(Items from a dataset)
•••••
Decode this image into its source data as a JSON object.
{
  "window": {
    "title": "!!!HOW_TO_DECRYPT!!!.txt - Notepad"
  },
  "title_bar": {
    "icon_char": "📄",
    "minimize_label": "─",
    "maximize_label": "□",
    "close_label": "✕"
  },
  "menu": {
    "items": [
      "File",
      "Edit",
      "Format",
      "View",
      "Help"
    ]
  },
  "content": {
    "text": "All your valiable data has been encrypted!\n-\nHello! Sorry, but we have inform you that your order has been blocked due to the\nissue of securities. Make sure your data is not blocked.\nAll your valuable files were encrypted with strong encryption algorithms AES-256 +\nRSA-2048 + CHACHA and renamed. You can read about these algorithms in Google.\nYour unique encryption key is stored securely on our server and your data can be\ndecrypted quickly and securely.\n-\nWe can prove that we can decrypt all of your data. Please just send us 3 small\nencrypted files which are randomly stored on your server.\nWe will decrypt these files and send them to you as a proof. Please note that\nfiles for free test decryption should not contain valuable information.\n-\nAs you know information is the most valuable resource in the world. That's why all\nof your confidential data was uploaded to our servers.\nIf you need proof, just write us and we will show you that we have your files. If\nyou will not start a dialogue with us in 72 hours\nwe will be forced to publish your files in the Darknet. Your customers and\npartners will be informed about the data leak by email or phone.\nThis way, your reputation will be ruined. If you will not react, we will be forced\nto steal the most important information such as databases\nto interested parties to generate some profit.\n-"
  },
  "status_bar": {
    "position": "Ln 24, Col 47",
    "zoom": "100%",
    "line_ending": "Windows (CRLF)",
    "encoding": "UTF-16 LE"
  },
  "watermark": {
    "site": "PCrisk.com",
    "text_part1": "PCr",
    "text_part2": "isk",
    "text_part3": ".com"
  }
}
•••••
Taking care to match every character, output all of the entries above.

## [EXERCISE RESULT]
Decode this image into its source data as a JSON object.
{
  "window": {
    "title": "!!!HOW_TO_DECRYPT!!!.txt - Notepad"
  },
  "title_bar": {
    "icon_char": "📄",
    "minimize_label": "─",
    "maximize_label": "□",
    "close_label": "✕"
  },
  "menu": {
    "items": [
      "File",
      "Edit",
      "Format",
      "View",
      "Help"
    ]
  },
  "content": {
    "text": "All your valiable data has been encrypted!\n-\nHello! Sorry, but we have inform you that your order has been blocked due to the\nissue of securities. Make sure your data is not blocked.\nAll your valuable files were encrypted with strong encryption algorithms AES-256 +\nRSA-2048 + CHACHA and renamed. You can read about these algorithms in Google.\nYour unique encryption key is stored securely on our server and your data can be\ndecrypted quickly and securely.\n-\nWe can prove that we can decrypt all of your data. Please just send us 3 small\nencrypted files which are randomly stored on your server.\nWe will decrypt these files and send them to you as a proof. Please note that\nfiles for free test decryption should not contain valuable information.\n-\nAs you know information is the most valuable resource in the world. That's why all\nof your confidential data was uploaded to our servers.\nIf you need proof, just write us and we will show you that we have your files. If\nyou will not start a dialogue with us in 72 hours\nwe will be forced to publish your files in the Darknet. Your customers and\npartners will be informed about the data leak by email or phone.\nThis way, your reputation will be ruined. If you will not react, we will be forced\nto steal the most important information such as databases\nto interested parties to generate some profit.\n-"
  },
  "status_bar": {
    "position": "Ln 24, Col 47",
    "zoom": "100%",
    "line_ending": "Windows (CRLF)",
    "encoding": "UTF-16 LE"
  },
  "watermark": {
    "site": "PCrisk.com",
    "text_part1": "PCr",
    "text_part2": "isk",
    "text_part3": ".com"
  }
}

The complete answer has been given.